### Exercise prompt
The output must match the entries below exactly, with pictures removed.

#####

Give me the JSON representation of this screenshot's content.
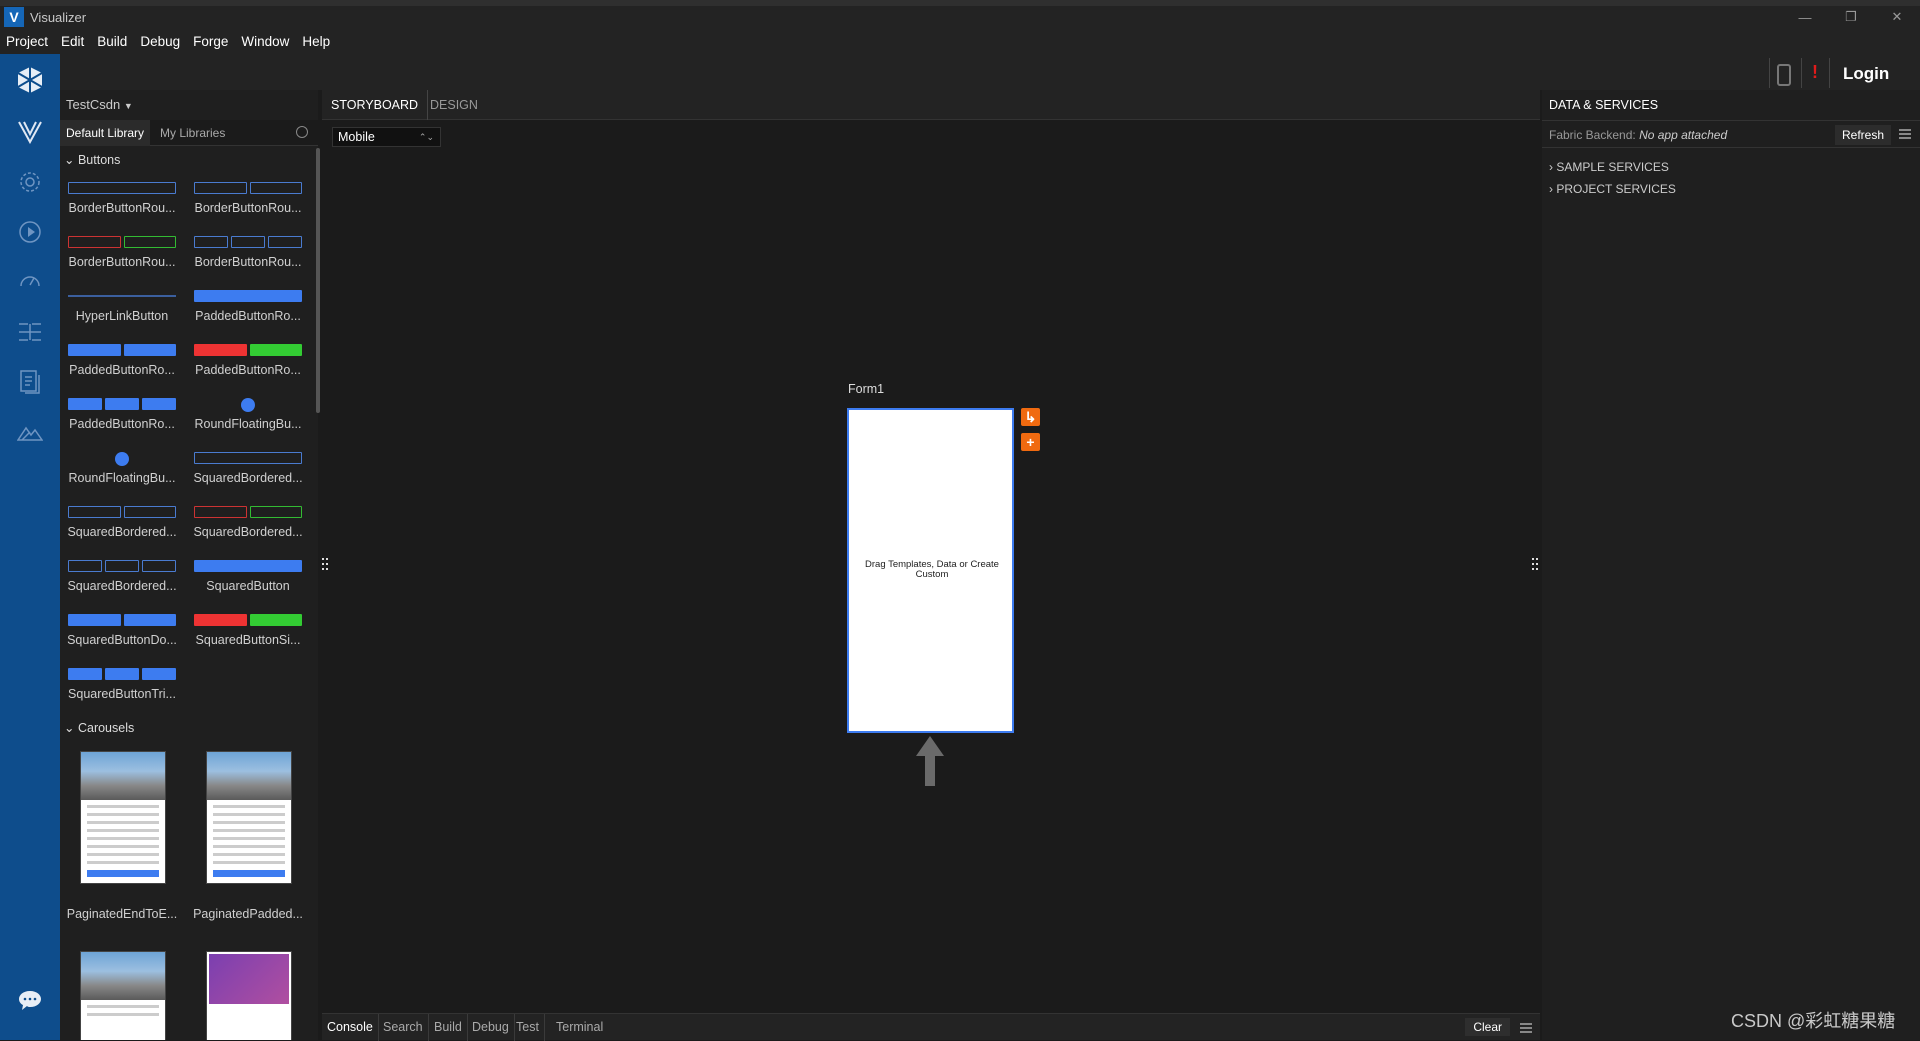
{
  "window": {
    "title": "Visualizer",
    "logo_letter": "V",
    "min": "—",
    "max": "❐",
    "close": "✕"
  },
  "menu": [
    "Project",
    "Edit",
    "Build",
    "Debug",
    "Forge",
    "Window",
    "Help"
  ],
  "topbar": {
    "login_label": "Login",
    "alert_glyph": "!"
  },
  "library": {
    "project_name": "TestCsdn",
    "tabs": [
      "Default Library",
      "My Libraries"
    ],
    "categories": {
      "buttons": "Buttons",
      "carousels": "Carousels"
    },
    "buttons": [
      "BorderButtonRou...",
      "BorderButtonRou...",
      "BorderButtonRou...",
      "BorderButtonRou...",
      "HyperLinkButton",
      "PaddedButtonRo...",
      "PaddedButtonRo...",
      "PaddedButtonRo...",
      "PaddedButtonRo...",
      "RoundFloatingBu...",
      "RoundFloatingBu...",
      "SquaredBordered...",
      "SquaredBordered...",
      "SquaredBordered...",
      "SquaredBordered...",
      "SquaredButton",
      "SquaredButtonDo...",
      "SquaredButtonSi...",
      "SquaredButtonTri..."
    ],
    "carousels": [
      "PaginatedEndToE...",
      "PaginatedPadded..."
    ]
  },
  "center": {
    "tabs": [
      "STORYBOARD",
      "DESIGN"
    ],
    "device": "Mobile",
    "form_name": "Form1",
    "form_hint": "Drag Templates, Data or Create Custom"
  },
  "bottom": {
    "tabs": [
      "Console",
      "Search",
      "Build",
      "Debug",
      "Test",
      "Terminal"
    ],
    "clear_label": "Clear"
  },
  "data_services": {
    "title": "DATA & SERVICES",
    "backend_label": "Fabric Backend:",
    "backend_value": "No app attached",
    "refresh_label": "Refresh",
    "items": [
      "SAMPLE SERVICES",
      "PROJECT SERVICES"
    ]
  },
  "watermark": "CSDN @彩虹糖果糖",
  "colors": {
    "rail": "#0e4d8c",
    "accent": "#3d7cf0",
    "orange": "#f06a10",
    "alert": "#e01b1b"
  }
}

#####

### Written response
Give me the JSON representation of this screenshot's content.
{
  "window": {
    "title": "Visualizer",
    "logo_letter": "V",
    "min": "—",
    "max": "❐",
    "close": "✕"
  },
  "menu": [
    "Project",
    "Edit",
    "Build",
    "Debug",
    "Forge",
    "Window",
    "Help"
  ],
  "topbar": {
    "login_label": "Login",
    "alert_glyph": "!"
  },
  "library": {
    "project_name": "TestCsdn",
    "tabs": [
      "Default Library",
      "My Libraries"
    ],
    "categories": {
      "buttons": "Buttons",
      "carousels": "Carousels"
    },
    "buttons": [
      "BorderButtonRou...",
      "BorderButtonRou...",
      "BorderButtonRou...",
      "BorderButtonRou...",
      "HyperLinkButton",
      "PaddedButtonRo...",
      "PaddedButtonRo...",
      "PaddedButtonRo...",
      "PaddedButtonRo...",
      "RoundFloatingBu...",
      "RoundFloatingBu...",
      "SquaredBordered...",
      "SquaredBordered...",
      "SquaredBordered...",
      "SquaredBordered...",
      "SquaredButton",
      "SquaredButtonDo...",
      "SquaredButtonSi...",
      "SquaredButtonTri..."
    ],
    "carousels": [
      "PaginatedEndToE...",
      "PaginatedPadded..."
    ]
  },
  "center": {
    "tabs": [
      "STORYBOARD",
      "DESIGN"
    ],
    "device": "Mobile",
    "form_name": "Form1",
    "form_hint": "Drag Templates, Data or Create Custom"
  },
  "bottom": {
    "tabs": [
      "Console",
      "Search",
      "Build",
      "Debug",
      "Test",
      "Terminal"
    ],
    "clear_label": "Clear"
  },
  "data_services": {
    "title": "DATA & SERVICES",
    "backend_label": "Fabric Backend:",
    "backend_value": "No app attached",
    "refresh_label": "Refresh",
    "items": [
      "SAMPLE SERVICES",
      "PROJECT SERVICES"
    ]
  },
  "watermark": "CSDN @彩虹糖果糖",
  "colors": {
    "rail": "#0e4d8c",
    "accent": "#3d7cf0",
    "orange": "#f06a10",
    "alert": "#e01b1b"
  }
}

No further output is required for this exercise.